The response should hold each line from the entries below where "Delete" is found.

▬▬▬

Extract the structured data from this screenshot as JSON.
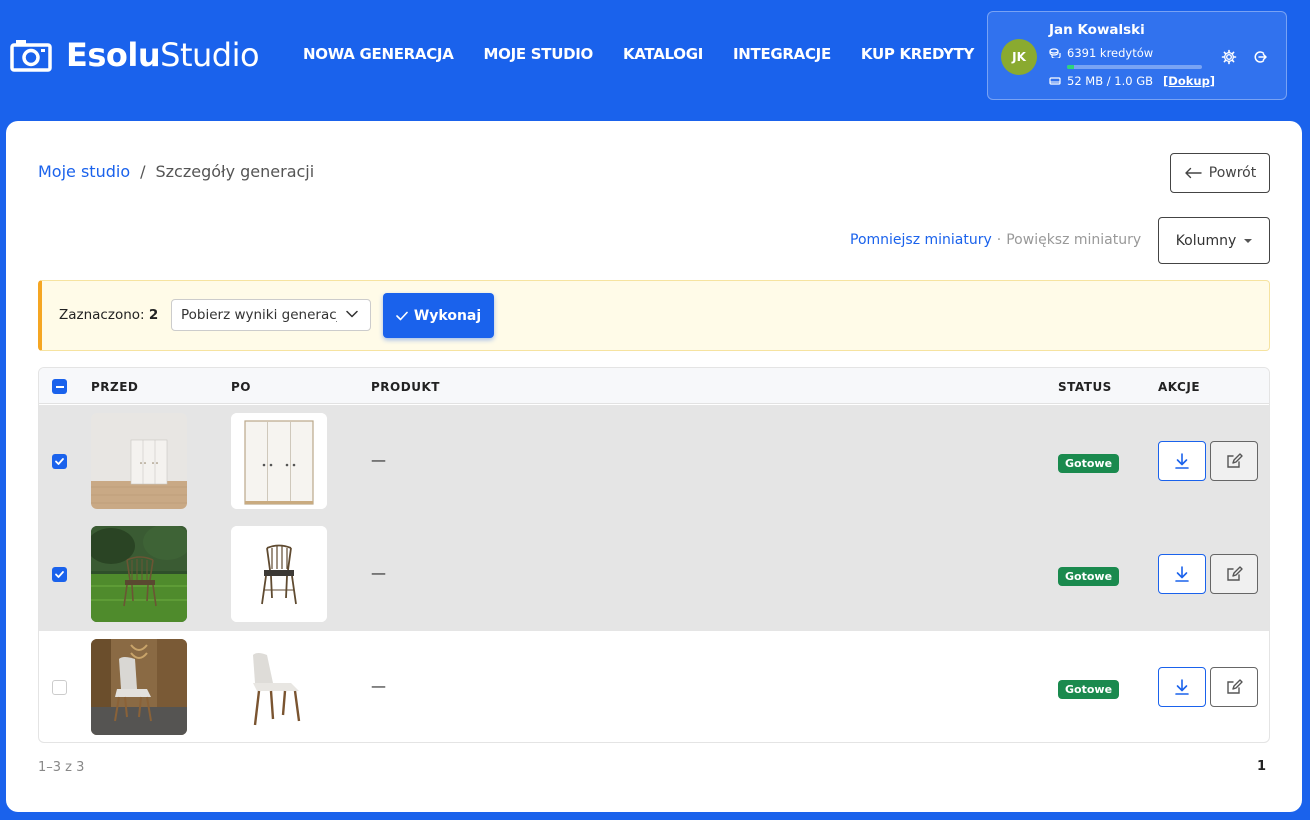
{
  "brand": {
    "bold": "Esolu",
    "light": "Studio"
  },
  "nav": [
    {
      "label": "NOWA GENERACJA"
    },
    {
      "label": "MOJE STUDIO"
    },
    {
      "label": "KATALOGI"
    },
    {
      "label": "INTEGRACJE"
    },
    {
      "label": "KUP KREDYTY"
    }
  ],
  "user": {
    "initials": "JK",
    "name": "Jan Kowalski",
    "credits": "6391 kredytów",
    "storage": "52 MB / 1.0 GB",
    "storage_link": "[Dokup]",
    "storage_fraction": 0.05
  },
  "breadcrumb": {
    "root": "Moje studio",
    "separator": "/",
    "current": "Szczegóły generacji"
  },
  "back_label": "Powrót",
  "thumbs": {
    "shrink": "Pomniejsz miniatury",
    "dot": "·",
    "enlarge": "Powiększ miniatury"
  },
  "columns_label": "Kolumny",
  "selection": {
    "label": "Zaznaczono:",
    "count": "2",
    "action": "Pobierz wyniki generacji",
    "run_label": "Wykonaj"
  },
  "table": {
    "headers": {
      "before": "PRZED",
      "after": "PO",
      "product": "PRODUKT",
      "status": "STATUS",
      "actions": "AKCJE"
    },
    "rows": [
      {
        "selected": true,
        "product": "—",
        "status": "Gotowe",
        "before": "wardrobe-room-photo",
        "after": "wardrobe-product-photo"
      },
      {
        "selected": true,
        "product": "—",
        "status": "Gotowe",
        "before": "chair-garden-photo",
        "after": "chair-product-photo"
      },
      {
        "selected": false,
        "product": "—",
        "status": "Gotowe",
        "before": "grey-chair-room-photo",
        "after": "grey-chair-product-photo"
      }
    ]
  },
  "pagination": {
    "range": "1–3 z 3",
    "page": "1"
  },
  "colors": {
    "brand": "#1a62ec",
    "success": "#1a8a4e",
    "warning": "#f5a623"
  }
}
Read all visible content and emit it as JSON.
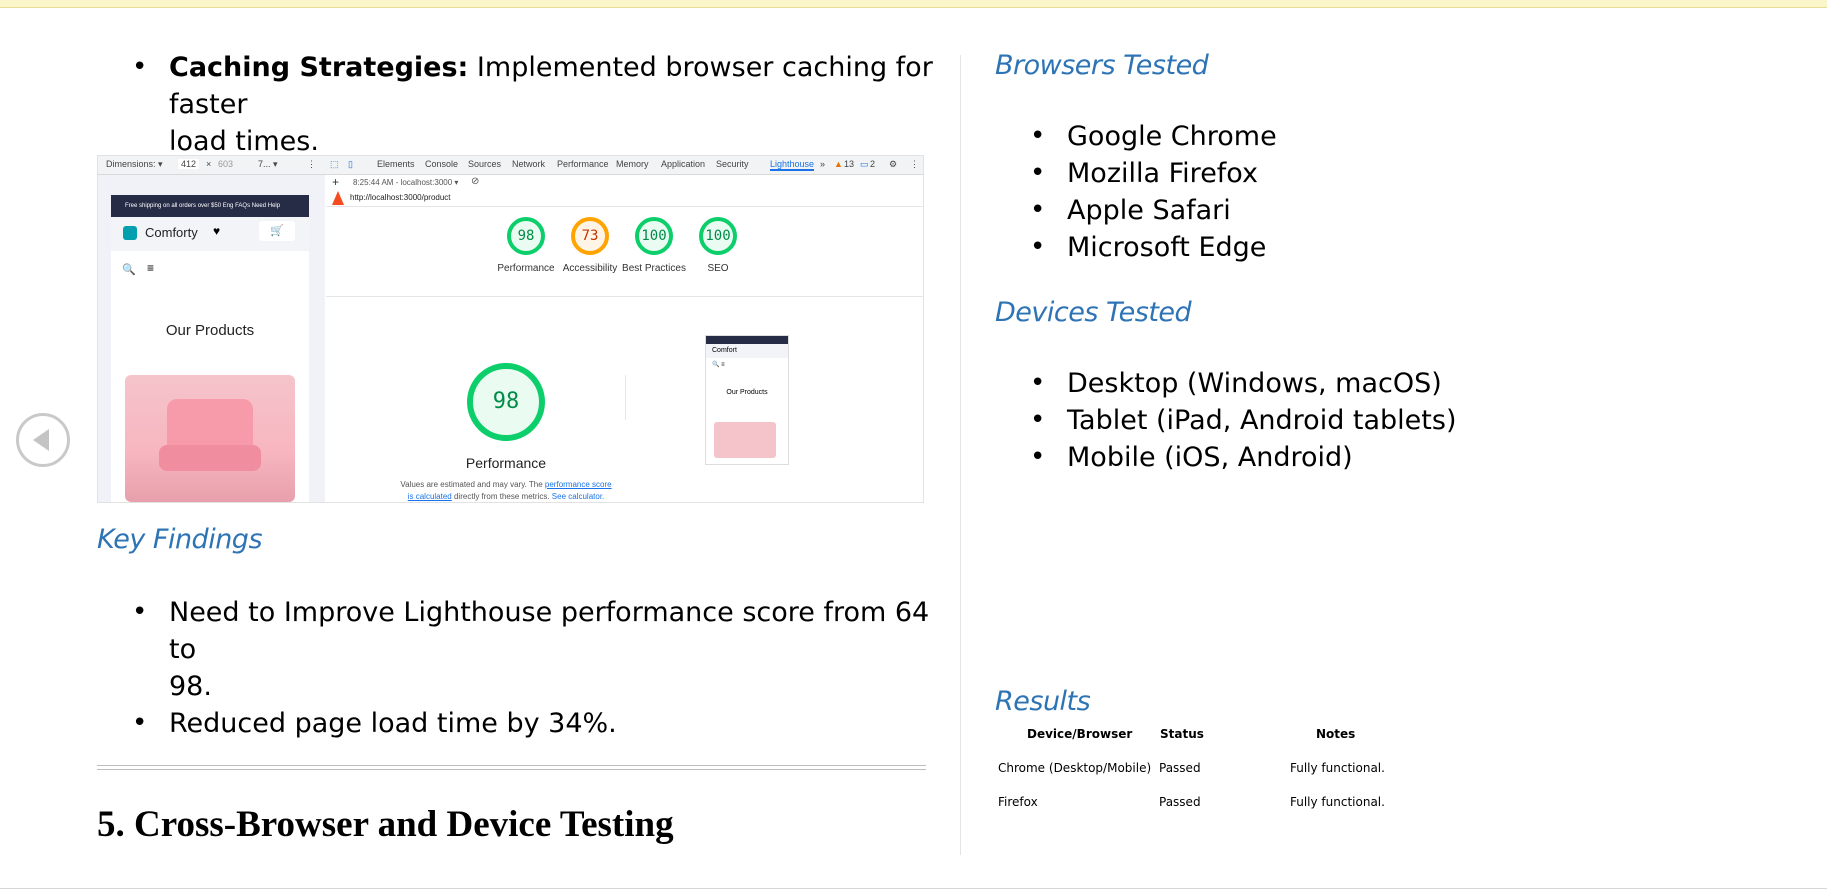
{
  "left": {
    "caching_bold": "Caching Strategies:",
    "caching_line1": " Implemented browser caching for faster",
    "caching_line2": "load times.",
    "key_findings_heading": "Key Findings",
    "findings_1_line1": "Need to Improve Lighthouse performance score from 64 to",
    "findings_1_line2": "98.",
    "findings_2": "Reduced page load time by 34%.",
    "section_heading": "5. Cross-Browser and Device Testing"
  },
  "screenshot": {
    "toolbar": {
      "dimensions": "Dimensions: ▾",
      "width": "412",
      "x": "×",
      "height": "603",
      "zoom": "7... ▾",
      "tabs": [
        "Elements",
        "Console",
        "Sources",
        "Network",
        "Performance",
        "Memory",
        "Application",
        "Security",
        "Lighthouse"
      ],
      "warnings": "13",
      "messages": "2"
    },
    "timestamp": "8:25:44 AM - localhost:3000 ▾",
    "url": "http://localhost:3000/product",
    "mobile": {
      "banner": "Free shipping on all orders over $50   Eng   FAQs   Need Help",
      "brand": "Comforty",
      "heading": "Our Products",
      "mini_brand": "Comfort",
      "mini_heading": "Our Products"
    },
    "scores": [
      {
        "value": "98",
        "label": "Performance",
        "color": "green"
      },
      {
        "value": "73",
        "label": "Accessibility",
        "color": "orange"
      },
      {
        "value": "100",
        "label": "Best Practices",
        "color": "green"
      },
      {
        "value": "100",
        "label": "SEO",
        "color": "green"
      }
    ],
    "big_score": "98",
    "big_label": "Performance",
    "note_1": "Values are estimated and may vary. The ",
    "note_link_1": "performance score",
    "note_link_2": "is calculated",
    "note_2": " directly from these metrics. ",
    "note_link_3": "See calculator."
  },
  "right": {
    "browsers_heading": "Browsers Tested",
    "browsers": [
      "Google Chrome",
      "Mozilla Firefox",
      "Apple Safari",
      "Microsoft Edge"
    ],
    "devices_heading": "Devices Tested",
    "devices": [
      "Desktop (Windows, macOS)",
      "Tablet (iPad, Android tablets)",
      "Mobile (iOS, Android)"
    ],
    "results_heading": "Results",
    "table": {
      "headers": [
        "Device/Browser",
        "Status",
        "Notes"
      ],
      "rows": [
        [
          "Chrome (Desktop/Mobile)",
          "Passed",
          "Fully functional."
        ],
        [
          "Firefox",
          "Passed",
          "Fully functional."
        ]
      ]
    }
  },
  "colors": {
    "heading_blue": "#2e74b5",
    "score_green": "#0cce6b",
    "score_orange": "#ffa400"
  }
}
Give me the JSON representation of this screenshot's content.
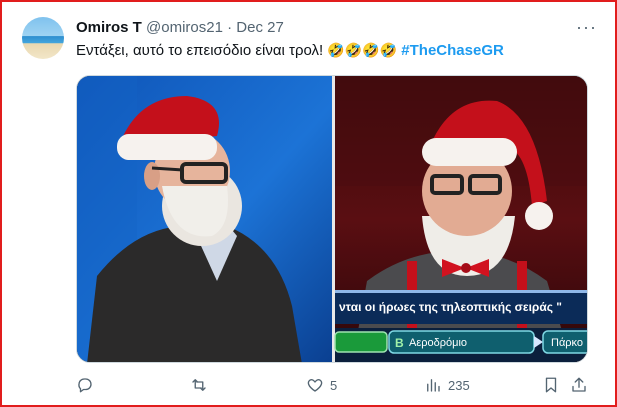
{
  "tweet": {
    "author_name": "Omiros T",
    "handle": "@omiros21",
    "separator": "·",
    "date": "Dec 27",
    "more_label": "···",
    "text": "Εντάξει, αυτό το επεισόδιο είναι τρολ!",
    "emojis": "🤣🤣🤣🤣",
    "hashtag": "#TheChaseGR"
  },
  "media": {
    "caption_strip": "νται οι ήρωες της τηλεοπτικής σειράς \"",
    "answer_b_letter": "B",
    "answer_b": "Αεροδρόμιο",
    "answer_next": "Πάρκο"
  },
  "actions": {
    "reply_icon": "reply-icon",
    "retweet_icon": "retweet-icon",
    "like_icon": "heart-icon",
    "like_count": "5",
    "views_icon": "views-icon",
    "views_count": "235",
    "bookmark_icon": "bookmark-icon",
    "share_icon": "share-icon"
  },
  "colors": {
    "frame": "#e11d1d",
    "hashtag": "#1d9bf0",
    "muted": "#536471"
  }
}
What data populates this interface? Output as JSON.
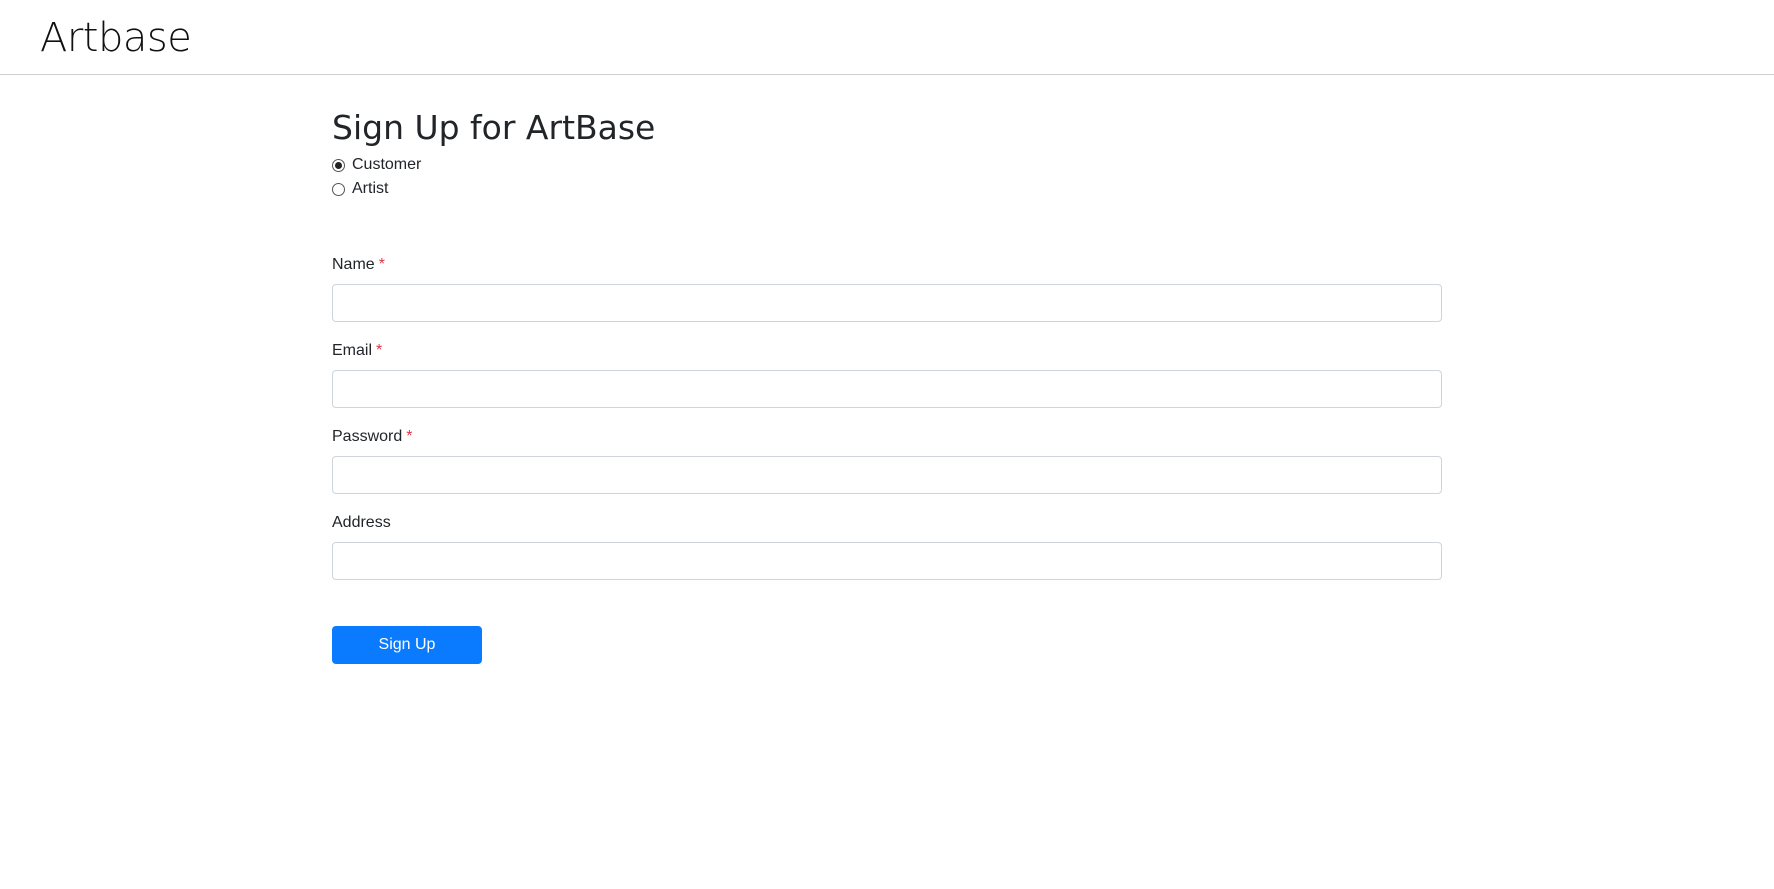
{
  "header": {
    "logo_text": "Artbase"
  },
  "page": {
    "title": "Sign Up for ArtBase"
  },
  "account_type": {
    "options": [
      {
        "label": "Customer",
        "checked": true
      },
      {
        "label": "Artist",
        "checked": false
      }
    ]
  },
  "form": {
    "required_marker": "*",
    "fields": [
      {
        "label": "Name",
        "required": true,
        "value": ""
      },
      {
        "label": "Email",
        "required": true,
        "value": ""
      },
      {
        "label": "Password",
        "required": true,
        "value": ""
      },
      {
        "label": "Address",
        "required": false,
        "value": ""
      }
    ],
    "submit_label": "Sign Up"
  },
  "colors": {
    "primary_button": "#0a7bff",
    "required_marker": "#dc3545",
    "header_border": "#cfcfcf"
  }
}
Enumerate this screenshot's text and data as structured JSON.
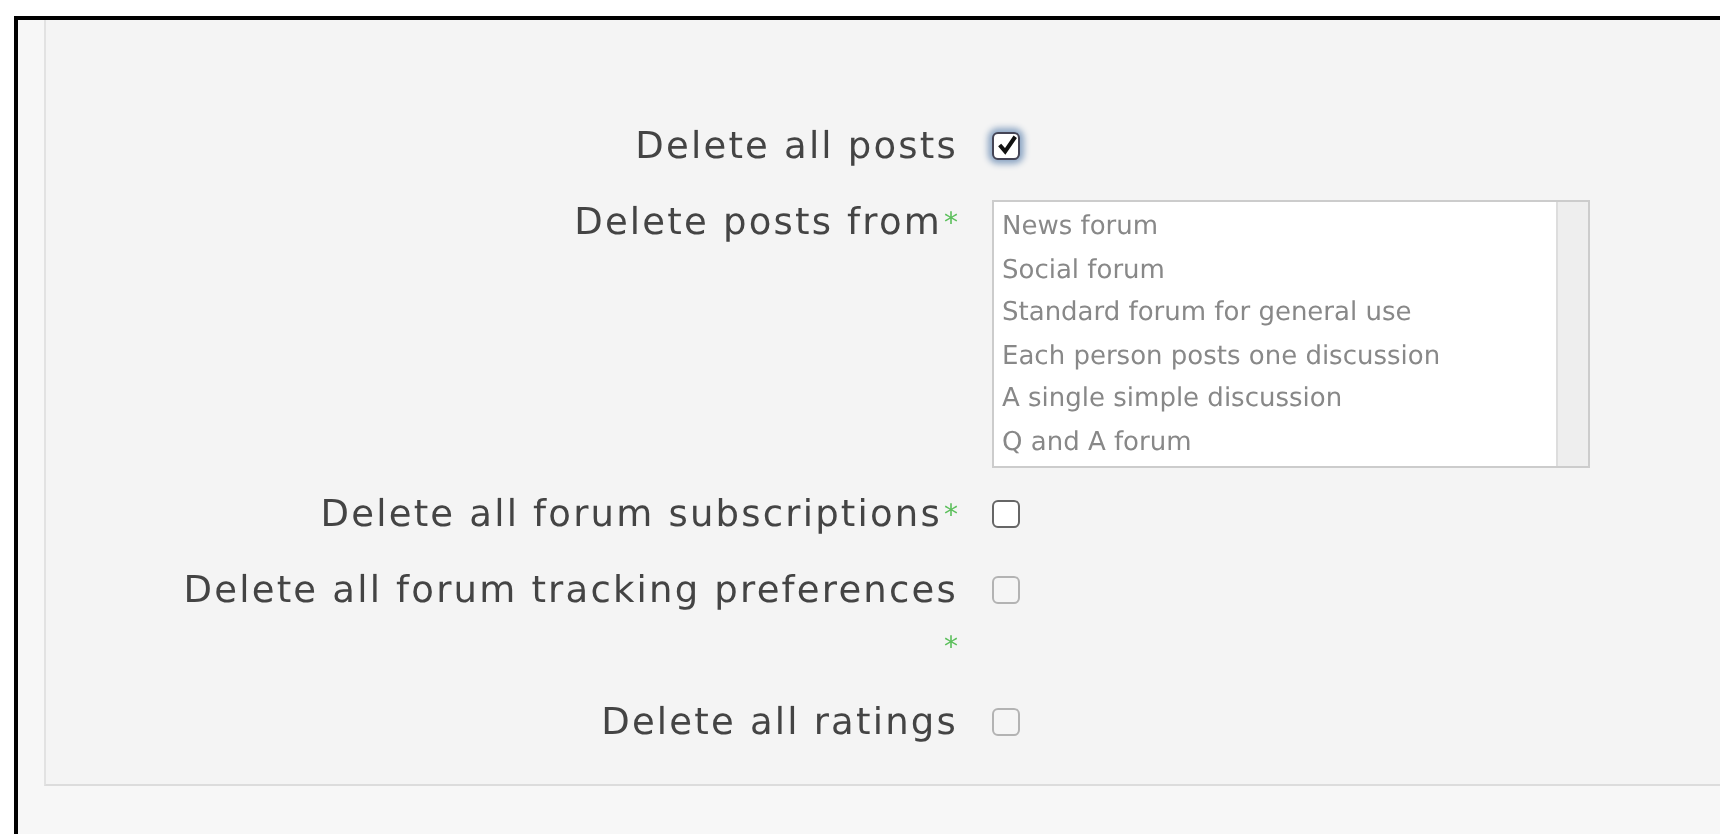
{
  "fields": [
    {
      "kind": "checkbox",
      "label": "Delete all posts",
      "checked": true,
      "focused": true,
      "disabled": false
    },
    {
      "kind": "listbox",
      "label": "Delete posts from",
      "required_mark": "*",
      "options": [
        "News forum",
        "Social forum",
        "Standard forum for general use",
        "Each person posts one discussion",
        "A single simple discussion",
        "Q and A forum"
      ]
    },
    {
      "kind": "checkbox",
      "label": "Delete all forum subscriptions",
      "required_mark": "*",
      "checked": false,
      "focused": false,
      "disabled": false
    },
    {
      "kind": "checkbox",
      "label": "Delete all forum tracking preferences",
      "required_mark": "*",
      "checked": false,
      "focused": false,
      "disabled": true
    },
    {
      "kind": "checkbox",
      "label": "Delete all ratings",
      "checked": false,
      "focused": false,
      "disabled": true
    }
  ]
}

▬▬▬

Answer to this problem ->
      "label": "Delete all posts",
      "label": "Delete posts from",
      "label": "Delete all forum subscriptions",
      "label": "Delete all forum tracking preferences",
      "label": "Delete all ratings",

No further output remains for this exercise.